"Still Alice" Provides Glimpse into Living with Early Onset Alzheimer's
What would it be like to be 50, at the top of your career, and then receive a diagnosis of early onset Alzheimer’s? That’s the story line in Still Alice, a compelling fictional book written by Lisa Genova, who is a neuroscientist.
The book is written from the perspective of Dr. Alice Howland, a Harvard professor who is a leading scholar in her field. Alice’s husband, John, is a Harvard researcher. The parents of three adult children (Anna, Tom and Lydia), Alice and John are depicted as leading a busy, but fulfilling life.
The plot starts innocently enough. John has misplaced his glasses, and Alice helps him find them. After sending John on his way, Alice admits in the narrative that she has misplaced things periodically herself and also is at a loss for words at times. She attributes these issues to menopause. But while on a run near her home, Alice finds that she is lost in an area that she’d travelled daily for 25 years. That experience prompts her to see her doctor, which was the first step in getting a diagnosis.
I found the book especially interesting in seeing how a highly educated person whose life has been built around the training of and use of her mind experiences the mental blanks that Alzheimer’s creates.

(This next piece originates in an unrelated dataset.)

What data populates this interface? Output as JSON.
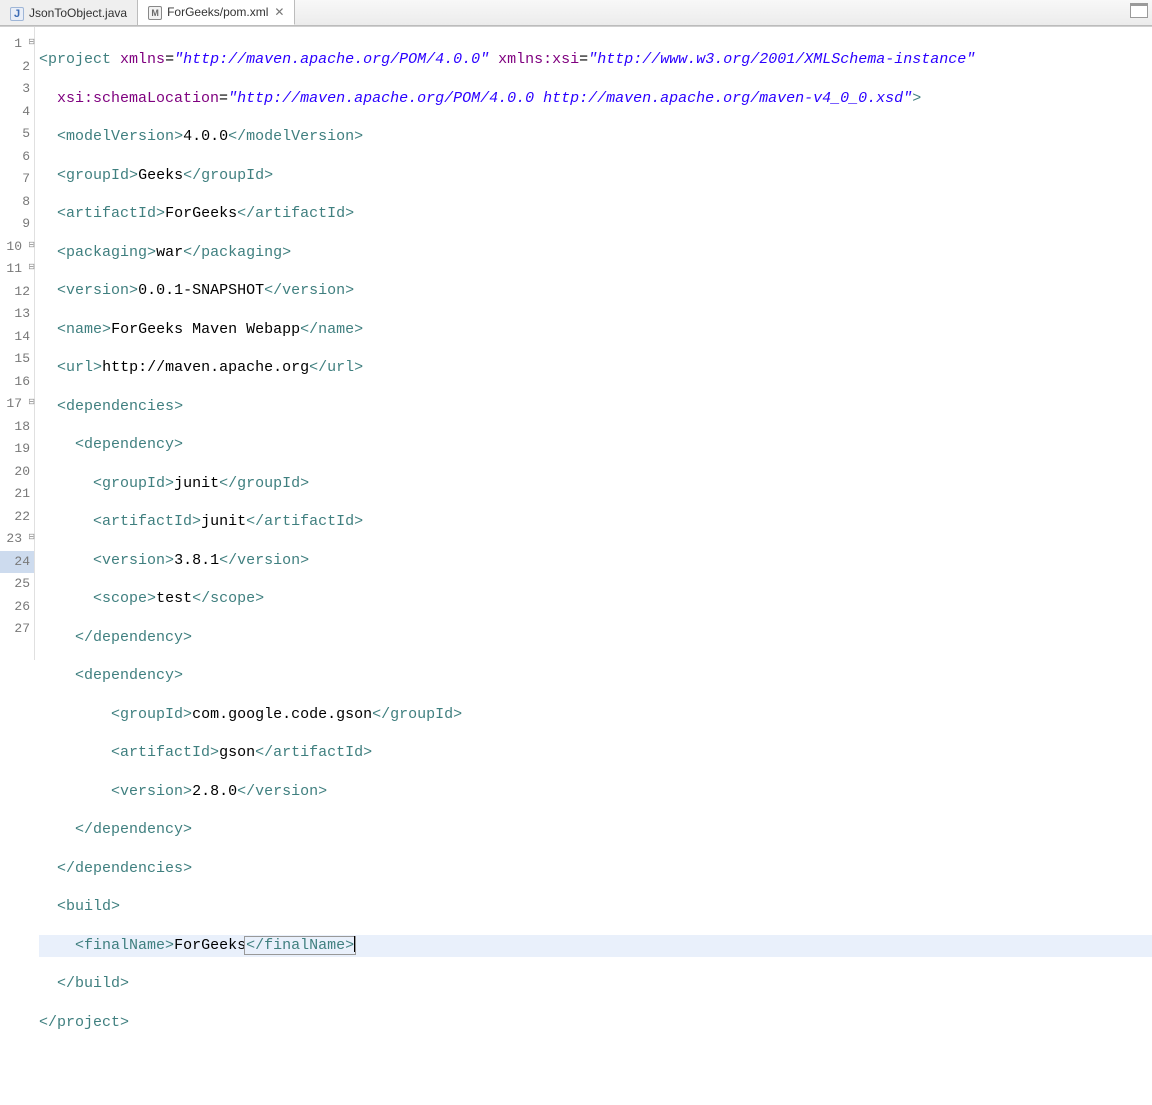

You can feel Alice’s frustration grow as the dementia takes hold. You also watch Alice have to redefine herself when she is forced to give up teaching due to behaviors caused by Alzheimer’s that result n poor class evaluations from her students.
Still Alice really captures the daily struggles that individuals, families, friends and colleagues go through in dealing with the disease. You see Alice become increasingly “invisible” to her colleagues at Harvard once her dementia is announced. You also see her try to plan for her own demise when she can no longer remember key things, such as her youngest daughter’s birthday.
I also found it interesting to see how Alice’s family deals with her battle with the disease. For instance, in one scene, Alice is planning on attending Lydia’s play. She keeps trying to remember what time the play is scheduled to start, but keeps forgetting. Alice decides to put the time into her Blackberry, but some of her children feel that Alice needs to try to remember the time instead of using the Blackberry as a crutch. The book also describes the decision faced by Alice’s children as to whether they will get the genetic testing to see if they carry the gene that is linked to early-onset Alzheimer’s.
The book also gives you a first-hand account into the challenges that Alzheimer’s brings to a marriage. John makes some adjustments to help Alice (such as joining her on regular runs so that she won’t get lost). You also see John really struggle with watching his wife’s highly educated mind deteriorate. He also has to face weighing her increasing needs against his own professional opportunities and ambitions.
The interview with Lisa Genova at the back of the book provides a great window into the author’s intention in writing the book. Noting that her main inspiration was her grandmother who had Alzheimer’s in her 80s, Genova wrote, “I was in graduate school at the time, getting my Ph.D. in neuroscience in Harvard. And so the neuroscientist in me wondered what was going on in her brain….I kept wondering: What is having Alzheimer’s disease like from the point of view of the person with Alzheimer’s? My grandmother was too far along to communicate an answer to this question, but someone with early-onset, would be able to. This was the seed for Still Alice.”
Still Alice would be a great read for a book group, especially since there are some great discussion questions at the end of the book. I can also believe caregivers and health care professionals would really benefit from this book. This book is a worthy addition to your library.